Flatfoot (pes planus) is a condition that occurs when the arch or instep of the foot collapses or touches the standing surface. It is also known as fallen arches or pronation of the feet.
The human foot is made up of 26 bones, 33 joints, and over 100 muscles, tendons and ligaments. The arch of the foot is created by tightening of the muscles and various ligaments that support the bones of the arch as well as ligaments that run from the heel to the ball of the foot. The arches distribute weight evenly across the feet and up the legs, and can affect walking. A well-developed arch is balanced between rigidity (for stability) and flexibility (for adapting to surfaces).
There are two types of flatfeet. Flexible flatfoot means that the foot has some arch, even if it only appears when the person flexes the feet or stands on the toes. This is a normal condition that is generally painless and does not require treatment. Stiff, inflexible, or painful flatfoot is an abnormal condition and may indicate a bone abnormality in the foot, a disease, or an injury.
Incidence and Prevalence of Flatfeet
Flatfeet are a normal condition in infants and toddlers. This is partly the result of fatty deposits along the bottom of the foot that go away as the child grows. It is also because the ligaments in the foot have not fully developed. Flatfootedness in children is generally painless and does not interfere with walking or activity. In fact, as children learn to walk, the soft tissues in the foot tighten and form the arch. Most children develop arches by late childhood.

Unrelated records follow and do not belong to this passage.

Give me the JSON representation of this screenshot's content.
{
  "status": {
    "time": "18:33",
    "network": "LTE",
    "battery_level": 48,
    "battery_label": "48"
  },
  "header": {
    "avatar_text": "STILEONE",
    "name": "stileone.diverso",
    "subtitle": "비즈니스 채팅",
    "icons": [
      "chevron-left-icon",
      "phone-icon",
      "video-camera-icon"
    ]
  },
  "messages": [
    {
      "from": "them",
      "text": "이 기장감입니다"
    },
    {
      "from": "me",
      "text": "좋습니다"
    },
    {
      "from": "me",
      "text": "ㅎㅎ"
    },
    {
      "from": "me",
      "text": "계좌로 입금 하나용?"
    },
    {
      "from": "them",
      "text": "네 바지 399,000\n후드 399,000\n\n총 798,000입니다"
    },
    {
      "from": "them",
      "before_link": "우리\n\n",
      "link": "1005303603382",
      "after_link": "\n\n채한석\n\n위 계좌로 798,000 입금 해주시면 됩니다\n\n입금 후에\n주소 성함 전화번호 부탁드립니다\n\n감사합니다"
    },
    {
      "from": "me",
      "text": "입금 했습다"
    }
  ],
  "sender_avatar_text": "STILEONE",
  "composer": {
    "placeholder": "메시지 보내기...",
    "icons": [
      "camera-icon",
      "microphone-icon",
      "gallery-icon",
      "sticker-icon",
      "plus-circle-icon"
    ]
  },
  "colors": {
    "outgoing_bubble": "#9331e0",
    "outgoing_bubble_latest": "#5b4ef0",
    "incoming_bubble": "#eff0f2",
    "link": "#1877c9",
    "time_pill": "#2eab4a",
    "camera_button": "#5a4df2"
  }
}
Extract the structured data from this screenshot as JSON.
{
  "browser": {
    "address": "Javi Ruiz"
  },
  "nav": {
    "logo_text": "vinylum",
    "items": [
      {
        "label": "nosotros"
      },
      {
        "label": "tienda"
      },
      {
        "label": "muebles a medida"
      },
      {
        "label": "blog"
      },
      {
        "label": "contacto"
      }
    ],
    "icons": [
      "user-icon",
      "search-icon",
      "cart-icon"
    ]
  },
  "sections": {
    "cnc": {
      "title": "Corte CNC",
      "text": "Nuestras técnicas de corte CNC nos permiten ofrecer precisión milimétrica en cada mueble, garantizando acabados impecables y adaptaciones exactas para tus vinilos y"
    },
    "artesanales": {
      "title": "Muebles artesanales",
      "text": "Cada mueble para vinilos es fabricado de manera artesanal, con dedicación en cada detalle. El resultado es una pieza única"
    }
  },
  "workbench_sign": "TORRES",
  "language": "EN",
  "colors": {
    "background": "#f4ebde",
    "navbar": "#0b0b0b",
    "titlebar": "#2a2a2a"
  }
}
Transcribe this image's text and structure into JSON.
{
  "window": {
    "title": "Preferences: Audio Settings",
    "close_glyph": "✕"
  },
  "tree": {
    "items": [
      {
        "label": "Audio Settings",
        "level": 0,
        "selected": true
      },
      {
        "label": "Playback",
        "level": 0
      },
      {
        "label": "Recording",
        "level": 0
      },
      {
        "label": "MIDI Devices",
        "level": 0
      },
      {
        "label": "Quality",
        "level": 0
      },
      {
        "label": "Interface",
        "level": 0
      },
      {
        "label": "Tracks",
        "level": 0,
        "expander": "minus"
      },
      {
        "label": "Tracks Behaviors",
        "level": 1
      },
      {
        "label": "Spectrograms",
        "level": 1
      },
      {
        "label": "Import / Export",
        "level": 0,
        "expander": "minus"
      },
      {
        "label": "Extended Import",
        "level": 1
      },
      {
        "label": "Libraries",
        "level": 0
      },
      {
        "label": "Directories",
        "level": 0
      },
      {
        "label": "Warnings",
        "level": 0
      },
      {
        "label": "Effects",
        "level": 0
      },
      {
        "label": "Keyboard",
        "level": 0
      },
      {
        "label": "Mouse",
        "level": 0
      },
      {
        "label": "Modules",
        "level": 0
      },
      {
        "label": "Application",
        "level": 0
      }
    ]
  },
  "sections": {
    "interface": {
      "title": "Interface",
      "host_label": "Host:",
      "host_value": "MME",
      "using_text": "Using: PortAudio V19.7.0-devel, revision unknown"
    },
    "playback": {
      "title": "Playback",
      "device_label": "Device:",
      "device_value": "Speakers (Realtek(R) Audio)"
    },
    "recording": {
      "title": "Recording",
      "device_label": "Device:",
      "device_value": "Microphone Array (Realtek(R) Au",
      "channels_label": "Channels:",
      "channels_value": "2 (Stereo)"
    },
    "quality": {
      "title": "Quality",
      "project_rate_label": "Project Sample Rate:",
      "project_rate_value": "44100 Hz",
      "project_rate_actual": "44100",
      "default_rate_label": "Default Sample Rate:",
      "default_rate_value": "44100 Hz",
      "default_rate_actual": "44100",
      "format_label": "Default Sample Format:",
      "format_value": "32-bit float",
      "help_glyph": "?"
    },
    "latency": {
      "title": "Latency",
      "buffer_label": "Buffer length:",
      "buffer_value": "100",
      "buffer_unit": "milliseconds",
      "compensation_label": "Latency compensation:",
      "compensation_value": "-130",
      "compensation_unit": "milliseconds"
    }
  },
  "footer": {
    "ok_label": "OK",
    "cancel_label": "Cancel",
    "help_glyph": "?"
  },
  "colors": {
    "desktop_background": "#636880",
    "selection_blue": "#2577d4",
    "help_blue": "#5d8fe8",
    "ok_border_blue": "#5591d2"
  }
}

When flatfeet continue into adulthood, most cases are considered normal. Incidence of flatfeet in the general population is unknown.